Exercise details
Print every line of the material below exactly as it stands, but omit the pictures.

*** Dataset extract ***

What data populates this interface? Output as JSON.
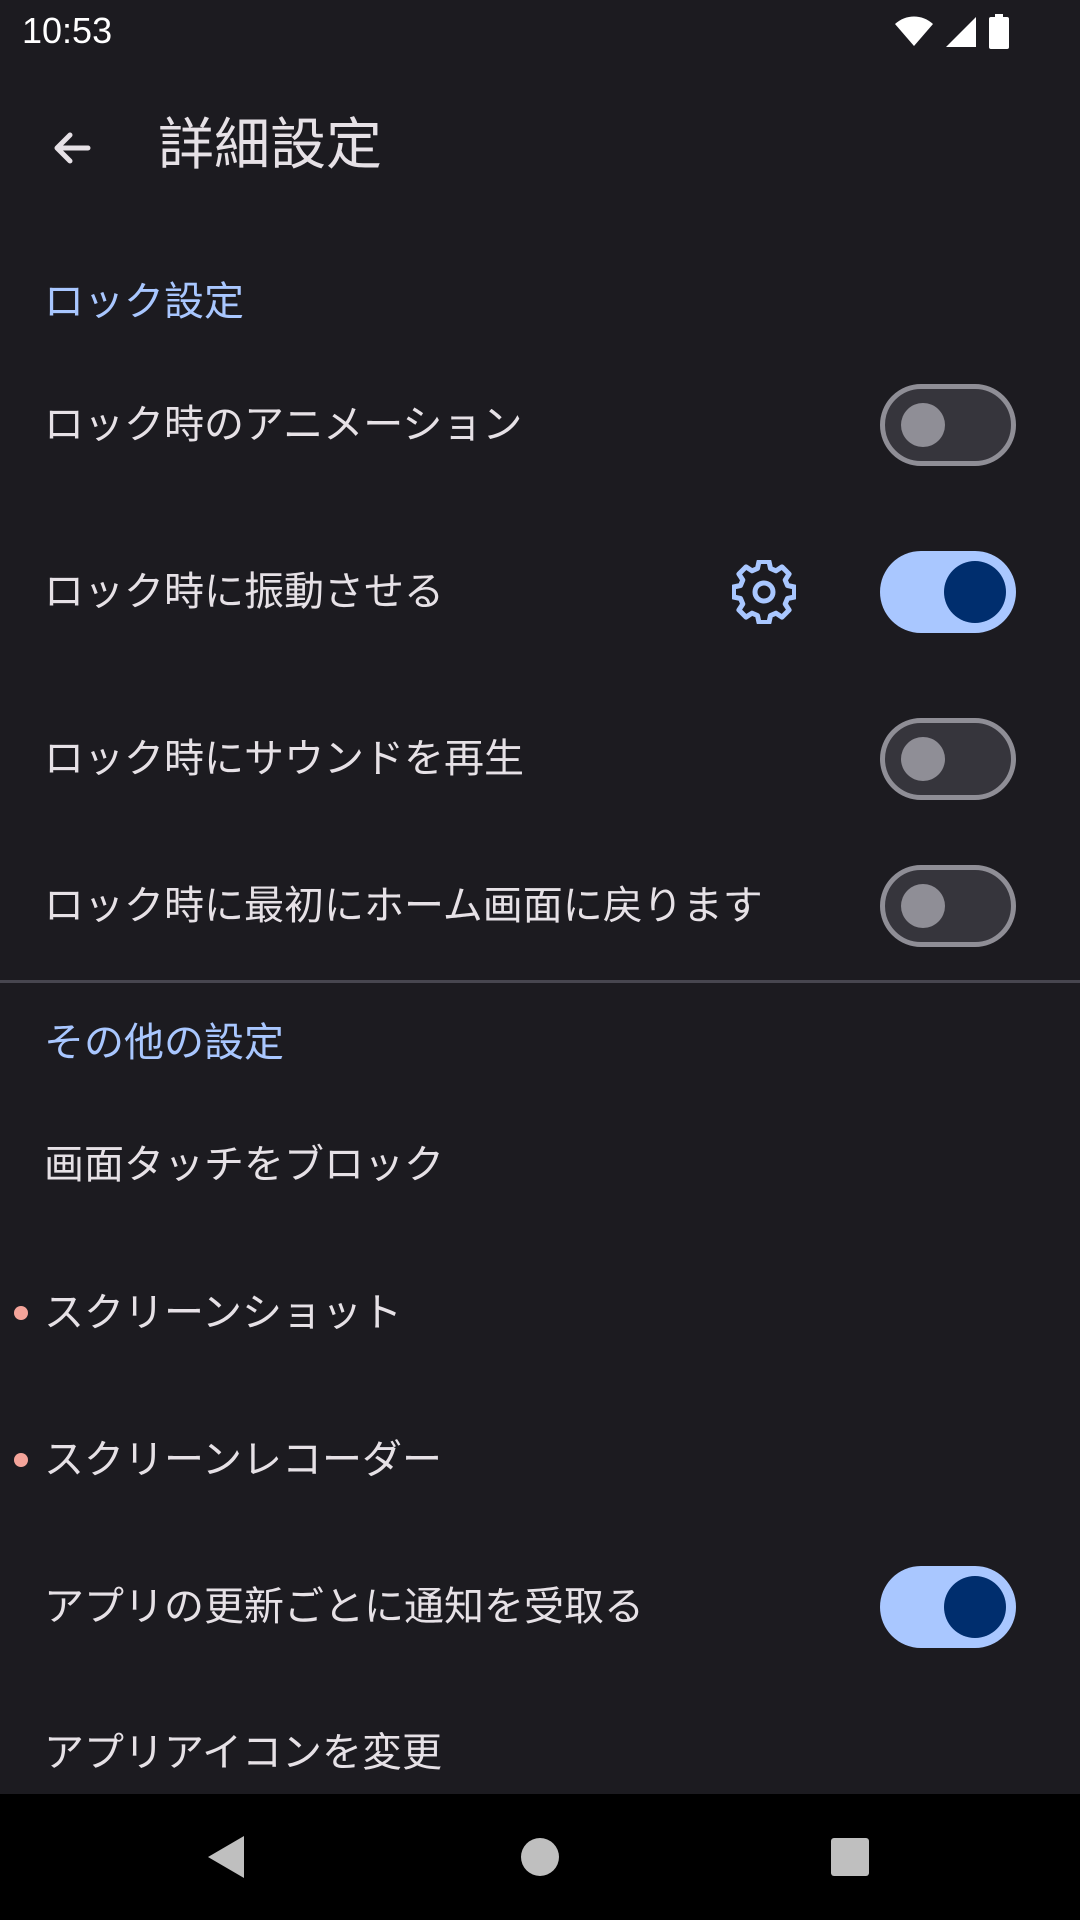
{
  "status_bar": {
    "time": "10:53",
    "icons": [
      "wifi-icon",
      "signal-icon",
      "battery-icon"
    ]
  },
  "app_bar": {
    "title": "詳細設定",
    "back_icon": "arrow-back-icon"
  },
  "sections": {
    "lock": {
      "header": "ロック設定",
      "items": [
        {
          "label": "ロック時のアニメーション",
          "toggle": "off"
        },
        {
          "label": "ロック時に振動させる",
          "toggle": "on",
          "has_settings": true
        },
        {
          "label": "ロック時にサウンドを再生",
          "toggle": "off"
        },
        {
          "label": "ロック時に最初にホーム画面に戻ります",
          "toggle": "off"
        }
      ]
    },
    "other": {
      "header": "その他の設定",
      "items": [
        {
          "label": "画面タッチをブロック"
        },
        {
          "label": "スクリーンショット",
          "new_dot": true
        },
        {
          "label": "スクリーンレコーダー",
          "new_dot": true
        },
        {
          "label": "アプリの更新ごとに通知を受取る",
          "toggle": "on"
        },
        {
          "label": "アプリアイコンを変更"
        }
      ]
    }
  },
  "colors": {
    "background": "#1c1b20",
    "accent": "#a9c7ff",
    "toggle_on_thumb": "#002e6e",
    "new_dot": "#f4a49a"
  },
  "nav_bar": {
    "icons": [
      "back-triangle-icon",
      "home-circle-icon",
      "recents-square-icon"
    ]
  }
}
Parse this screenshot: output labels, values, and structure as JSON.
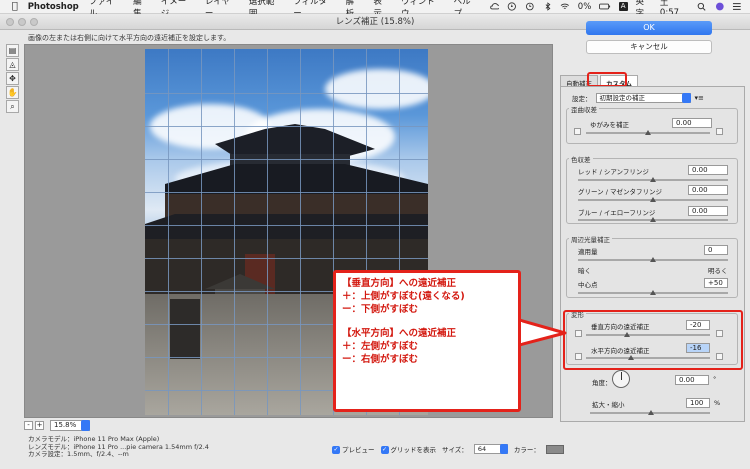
{
  "menubar": {
    "app": "Photoshop",
    "items": [
      "ファイル",
      "編集",
      "イメージ",
      "レイヤー",
      "選択範囲",
      "フィルター",
      "解析",
      "表示",
      "ウィンドウ",
      "ヘルプ"
    ],
    "battery": "0%",
    "input_mode": "英字",
    "clock": "土 0:57"
  },
  "window": {
    "title": "レンズ補正 (15.8%)"
  },
  "instruction": "画像の左または右側に向けて水平方向の遠近補正を設定します。",
  "tools": [
    "lens-tool-icon",
    "straighten-icon",
    "move-grid-icon",
    "hand-icon",
    "zoom-icon"
  ],
  "zoom": {
    "value": "15.8%",
    "minus": "-",
    "plus": "+"
  },
  "camera_info": {
    "line1": "カメラモデル：iPhone 11 Pro Max (Apple)",
    "line2": "レンズモデル：iPhone 11 Pro ...pie camera 1.54mm f/2.4",
    "line3": "カメラ設定：1.5mm、f/2.4、--m"
  },
  "bottom_options": {
    "preview": "プレビュー",
    "show_grid": "グリッドを表示",
    "size_label": "サイズ：",
    "size_value": "64",
    "color_label": "カラー："
  },
  "buttons": {
    "ok": "OK",
    "cancel": "キャンセル"
  },
  "tabs": {
    "auto": "自動補正",
    "custom": "カスタム"
  },
  "settings": {
    "label": "設定：",
    "value": "初期設定の補正"
  },
  "distortion": {
    "title": "歪曲収差",
    "label": "ゆがみを補正",
    "value": "0.00"
  },
  "chromatic": {
    "title": "色収差",
    "rows": [
      {
        "label": "レッド / シアンフリンジ",
        "value": "0.00"
      },
      {
        "label": "グリーン / マゼンタフリンジ",
        "value": "0.00"
      },
      {
        "label": "ブルー / イエローフリンジ",
        "value": "0.00"
      }
    ]
  },
  "vignette": {
    "title": "周辺光量補正",
    "amount_label": "適用量",
    "amount_value": "0",
    "dark": "暗く",
    "bright": "明るく",
    "midpoint_label": "中心点",
    "midpoint_value": "+50"
  },
  "transform": {
    "title": "変形",
    "vertical_label": "垂直方向の遠近補正",
    "vertical_value": "-20",
    "horizontal_label": "水平方向の遠近補正",
    "horizontal_value": "-16",
    "angle_label": "角度：",
    "angle_value": "0.00",
    "angle_unit": "°",
    "scale_label": "拡大・縮小",
    "scale_value": "100",
    "scale_unit": "%"
  },
  "annotation": {
    "lines": [
      "【垂直方向】への遠近補正",
      "＋：上側がすぼむ(遠くなる)",
      "ー：下側がすぼむ",
      "【水平方向】への遠近補正",
      "＋：左側がすぼむ",
      "ー：右側がすぼむ"
    ],
    "color": "#e4221a"
  }
}
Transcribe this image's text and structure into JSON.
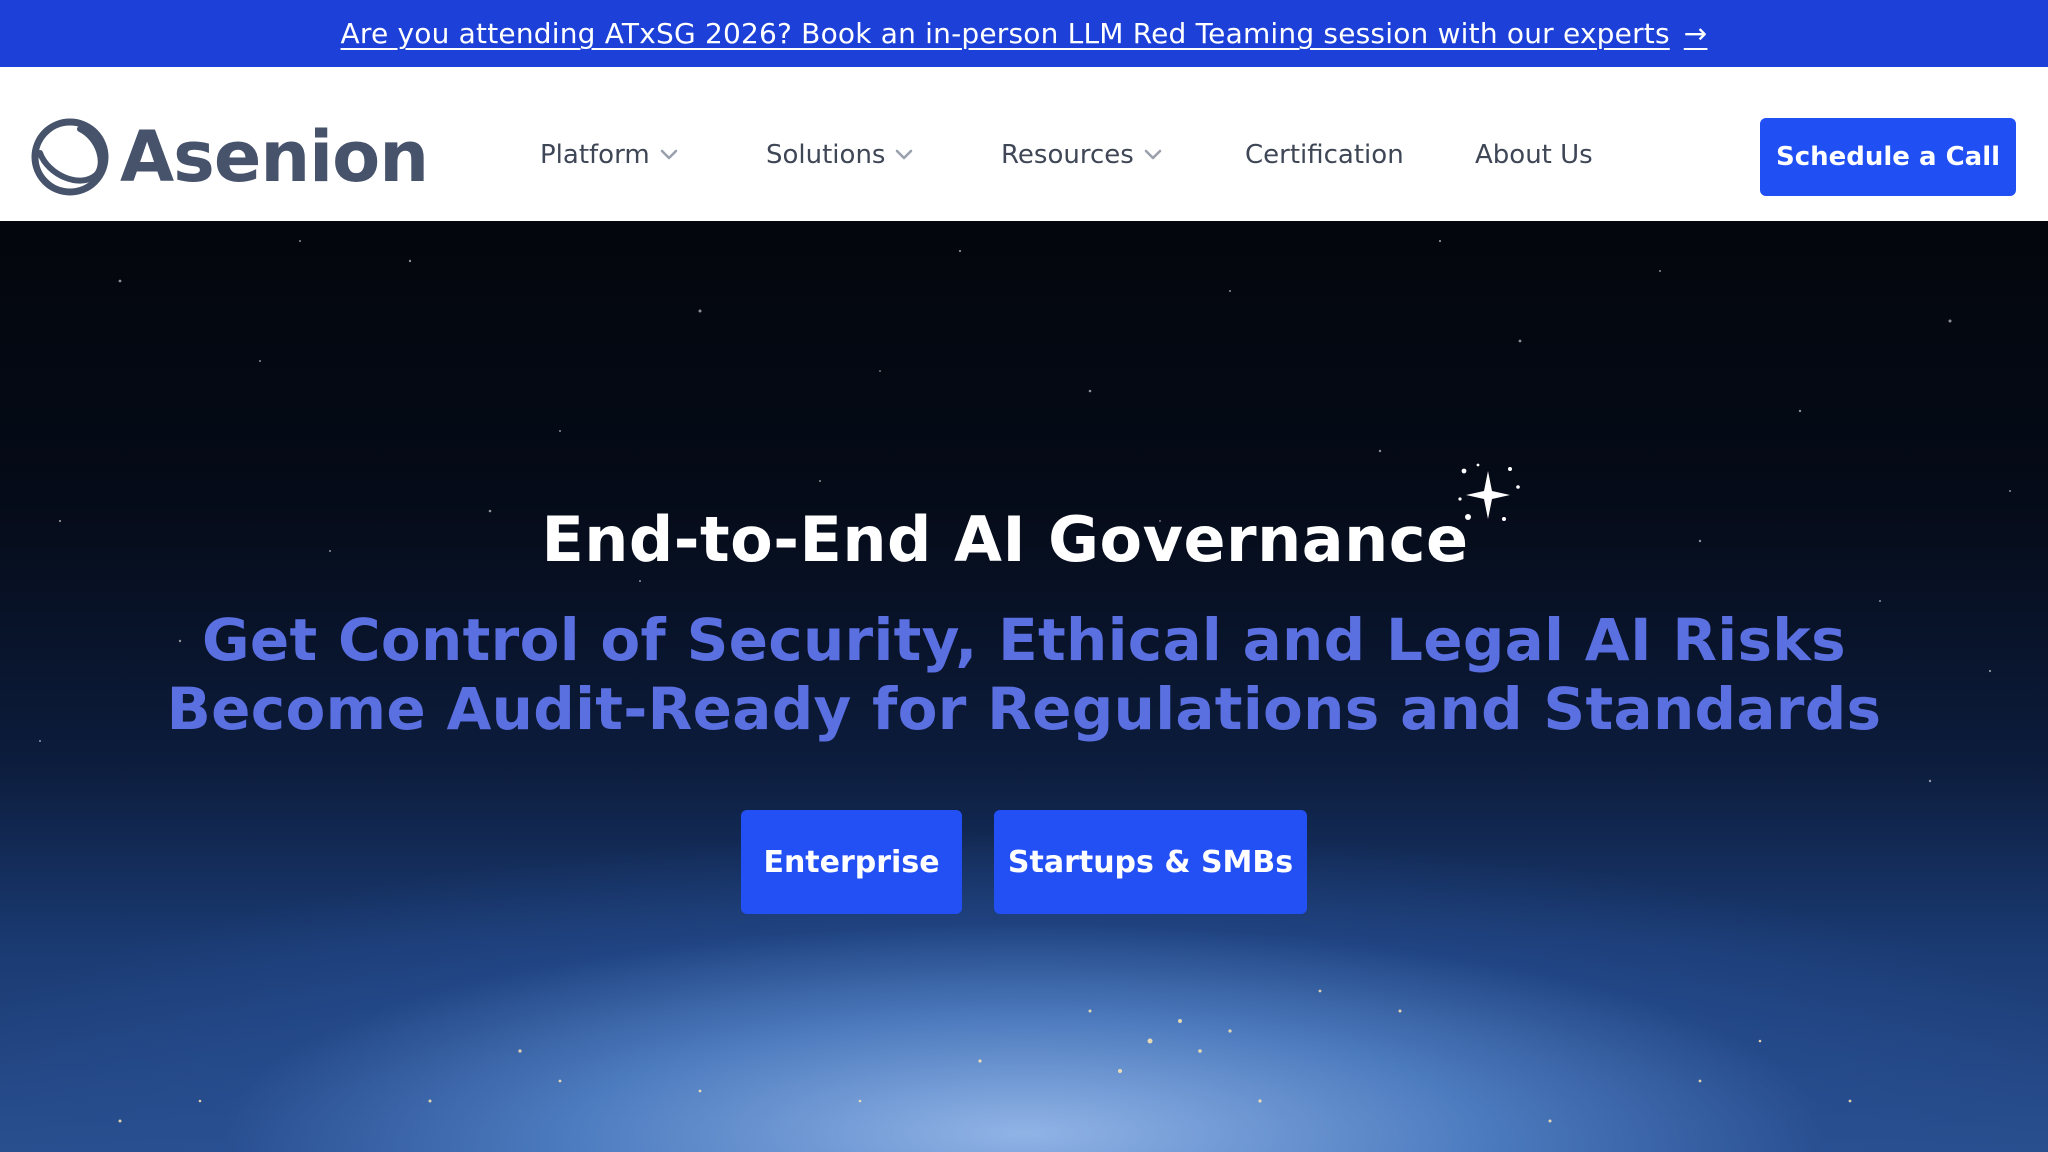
{
  "announcement": {
    "text": "Are you attending ATxSG 2026? Book an in-person LLM Red Teaming session with our experts",
    "arrow": "→"
  },
  "header": {
    "logo_text": "Asenion",
    "nav": [
      {
        "label": "Platform",
        "has_dropdown": true
      },
      {
        "label": "Solutions",
        "has_dropdown": true
      },
      {
        "label": "Resources",
        "has_dropdown": true
      },
      {
        "label": "Certification",
        "has_dropdown": false
      },
      {
        "label": "About Us",
        "has_dropdown": false
      }
    ],
    "cta_label": "Schedule a Call"
  },
  "hero": {
    "title": "End-to-End AI Governance",
    "subtitle_line1": "Get Control of Security, Ethical and Legal AI Risks",
    "subtitle_line2": "Become Audit-Ready for Regulations and Standards",
    "buttons": [
      {
        "label": "Enterprise"
      },
      {
        "label": "Startups & SMBs"
      }
    ]
  },
  "colors": {
    "announcement_bg": "#1c40d8",
    "accent": "#2050f3",
    "logo": "#46536b",
    "subtitle": "#5a6fe0"
  },
  "icons": {
    "logo_mark": "globe-ring-icon",
    "nav_chevron": "chevron-down-icon",
    "title_decoration": "sparkle-icon"
  }
}
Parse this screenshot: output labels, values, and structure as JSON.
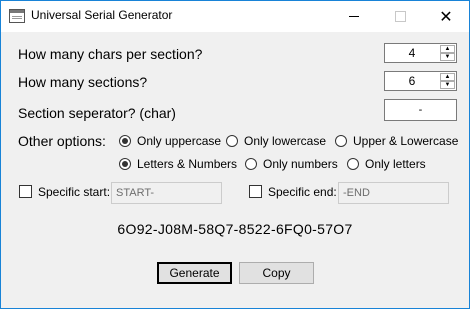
{
  "window": {
    "title": "Universal Serial Generator"
  },
  "form": {
    "chars_label": "How many chars per section?",
    "chars_value": "4",
    "sections_label": "How many sections?",
    "sections_value": "6",
    "separator_label": "Section seperator? (char)",
    "separator_value": "-",
    "options_label": "Other options:",
    "case_options": [
      {
        "label": "Only uppercase",
        "checked": true
      },
      {
        "label": "Only lowercase",
        "checked": false
      },
      {
        "label": "Upper & Lowercase",
        "checked": false
      }
    ],
    "type_options": [
      {
        "label": "Letters & Numbers",
        "checked": true
      },
      {
        "label": "Only numbers",
        "checked": false
      },
      {
        "label": "Only letters",
        "checked": false
      }
    ],
    "specific_start": {
      "label": "Specific start:",
      "placeholder": "START-",
      "checked": false
    },
    "specific_end": {
      "label": "Specific end:",
      "placeholder": "-END",
      "checked": false
    }
  },
  "result": {
    "serial": "6O92-J08M-58Q7-8522-6FQ0-57O7"
  },
  "buttons": {
    "generate": "Generate",
    "copy": "Copy"
  }
}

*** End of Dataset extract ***

Task result
What data populates this interface? Output as JSON.
{
  "status_bar": {
    "time": "10:53",
    "icons": [
      "wifi-icon",
      "signal-icon",
      "battery-icon"
    ]
  },
  "app_bar": {
    "title": "詳細設定",
    "back_icon": "arrow-back-icon"
  },
  "sections": {
    "lock": {
      "header": "ロック設定",
      "items": [
        {
          "label": "ロック時のアニメーション",
          "toggle": "off"
        },
        {
          "label": "ロック時に振動させる",
          "toggle": "on",
          "has_settings": true
        },
        {
          "label": "ロック時にサウンドを再生",
          "toggle": "off"
        },
        {
          "label": "ロック時に最初にホーム画面に戻ります",
          "toggle": "off"
        }
      ]
    },
    "other": {
      "header": "その他の設定",
      "items": [
        {
          "label": "画面タッチをブロック"
        },
        {
          "label": "スクリーンショット",
          "new_dot": true
        },
        {
          "label": "スクリーンレコーダー",
          "new_dot": true
        },
        {
          "label": "アプリの更新ごとに通知を受取る",
          "toggle": "on"
        },
        {
          "label": "アプリアイコンを変更"
        }
      ]
    }
  },
  "colors": {
    "background": "#1c1b20",
    "accent": "#a9c7ff",
    "toggle_on_thumb": "#002e6e",
    "new_dot": "#f4a49a"
  },
  "nav_bar": {
    "icons": [
      "back-triangle-icon",
      "home-circle-icon",
      "recents-square-icon"
    ]
  }
}
Parse this screenshot: output labels, values, and structure as JSON.
{
  "menubar": {
    "app": "Photoshop",
    "items": [
      "ファイル",
      "編集",
      "イメージ",
      "レイヤー",
      "選択範囲",
      "フィルター",
      "解析",
      "表示",
      "ウィンドウ",
      "ヘルプ"
    ],
    "battery": "0%",
    "input_mode": "英字",
    "clock": "土 0:57"
  },
  "window": {
    "title": "レンズ補正 (15.8%)"
  },
  "instruction": "画像の左または右側に向けて水平方向の遠近補正を設定します。",
  "tools": [
    "lens-tool-icon",
    "straighten-icon",
    "move-grid-icon",
    "hand-icon",
    "zoom-icon"
  ],
  "zoom": {
    "value": "15.8%",
    "minus": "-",
    "plus": "+"
  },
  "camera_info": {
    "line1": "カメラモデル：iPhone 11 Pro Max (Apple)",
    "line2": "レンズモデル：iPhone 11 Pro ...pie camera 1.54mm f/2.4",
    "line3": "カメラ設定：1.5mm、f/2.4、--m"
  },
  "bottom_options": {
    "preview": "プレビュー",
    "show_grid": "グリッドを表示",
    "size_label": "サイズ：",
    "size_value": "64",
    "color_label": "カラー："
  },
  "buttons": {
    "ok": "OK",
    "cancel": "キャンセル"
  },
  "tabs": {
    "auto": "自動補正",
    "custom": "カスタム"
  },
  "settings": {
    "label": "設定：",
    "value": "初期設定の補正"
  },
  "distortion": {
    "title": "歪曲収差",
    "label": "ゆがみを補正",
    "value": "0.00"
  },
  "chromatic": {
    "title": "色収差",
    "rows": [
      {
        "label": "レッド / シアンフリンジ",
        "value": "0.00"
      },
      {
        "label": "グリーン / マゼンタフリンジ",
        "value": "0.00"
      },
      {
        "label": "ブルー / イエローフリンジ",
        "value": "0.00"
      }
    ]
  },
  "vignette": {
    "title": "周辺光量補正",
    "amount_label": "適用量",
    "amount_value": "0",
    "dark": "暗く",
    "bright": "明るく",
    "midpoint_label": "中心点",
    "midpoint_value": "+50"
  },
  "transform": {
    "title": "変形",
    "vertical_label": "垂直方向の遠近補正",
    "vertical_value": "-20",
    "horizontal_label": "水平方向の遠近補正",
    "horizontal_value": "-16",
    "angle_label": "角度：",
    "angle_value": "0.00",
    "angle_unit": "°",
    "scale_label": "拡大・縮小",
    "scale_value": "100",
    "scale_unit": "%"
  },
  "annotation": {
    "lines": [
      "【垂直方向】への遠近補正",
      "＋：上側がすぼむ(遠くなる)",
      "ー：下側がすぼむ",
      "【水平方向】への遠近補正",
      "＋：左側がすぼむ",
      "ー：右側がすぼむ"
    ],
    "color": "#e4221a"
  }
}
Transcribe this image's text and structure into JSON.
{
  "announcement": {
    "text": "Are you attending ATxSG 2026? Book an in-person LLM Red Teaming session with our experts",
    "arrow": "→"
  },
  "header": {
    "logo_text": "Asenion",
    "nav": [
      {
        "label": "Platform",
        "has_dropdown": true
      },
      {
        "label": "Solutions",
        "has_dropdown": true
      },
      {
        "label": "Resources",
        "has_dropdown": true
      },
      {
        "label": "Certification",
        "has_dropdown": false
      },
      {
        "label": "About Us",
        "has_dropdown": false
      }
    ],
    "cta_label": "Schedule a Call"
  },
  "hero": {
    "title": "End-to-End AI Governance",
    "subtitle_line1": "Get Control of Security, Ethical and Legal AI Risks",
    "subtitle_line2": "Become Audit-Ready for Regulations and Standards",
    "buttons": [
      {
        "label": "Enterprise"
      },
      {
        "label": "Startups & SMBs"
      }
    ]
  },
  "colors": {
    "announcement_bg": "#1c40d8",
    "accent": "#2050f3",
    "logo": "#46536b",
    "subtitle": "#5a6fe0"
  },
  "icons": {
    "logo_mark": "globe-ring-icon",
    "nav_chevron": "chevron-down-icon",
    "title_decoration": "sparkle-icon"
  }
}
Parse this screenshot: output labels, values, and structure as JSON.
{
  "window": {
    "title": "Universal Serial Generator"
  },
  "form": {
    "chars_label": "How many chars per section?",
    "chars_value": "4",
    "sections_label": "How many sections?",
    "sections_value": "6",
    "separator_label": "Section seperator? (char)",
    "separator_value": "-",
    "options_label": "Other options:",
    "case_options": [
      {
        "label": "Only uppercase",
        "checked": true
      },
      {
        "label": "Only lowercase",
        "checked": false
      },
      {
        "label": "Upper & Lowercase",
        "checked": false
      }
    ],
    "type_options": [
      {
        "label": "Letters & Numbers",
        "checked": true
      },
      {
        "label": "Only numbers",
        "checked": false
      },
      {
        "label": "Only letters",
        "checked": false
      }
    ],
    "specific_start": {
      "label": "Specific start:",
      "placeholder": "START-",
      "checked": false
    },
    "specific_end": {
      "label": "Specific end:",
      "placeholder": "-END",
      "checked": false
    }
  },
  "result": {
    "serial": "6O92-J08M-58Q7-8522-6FQ0-57O7"
  },
  "buttons": {
    "generate": "Generate",
    "copy": "Copy"
  }
}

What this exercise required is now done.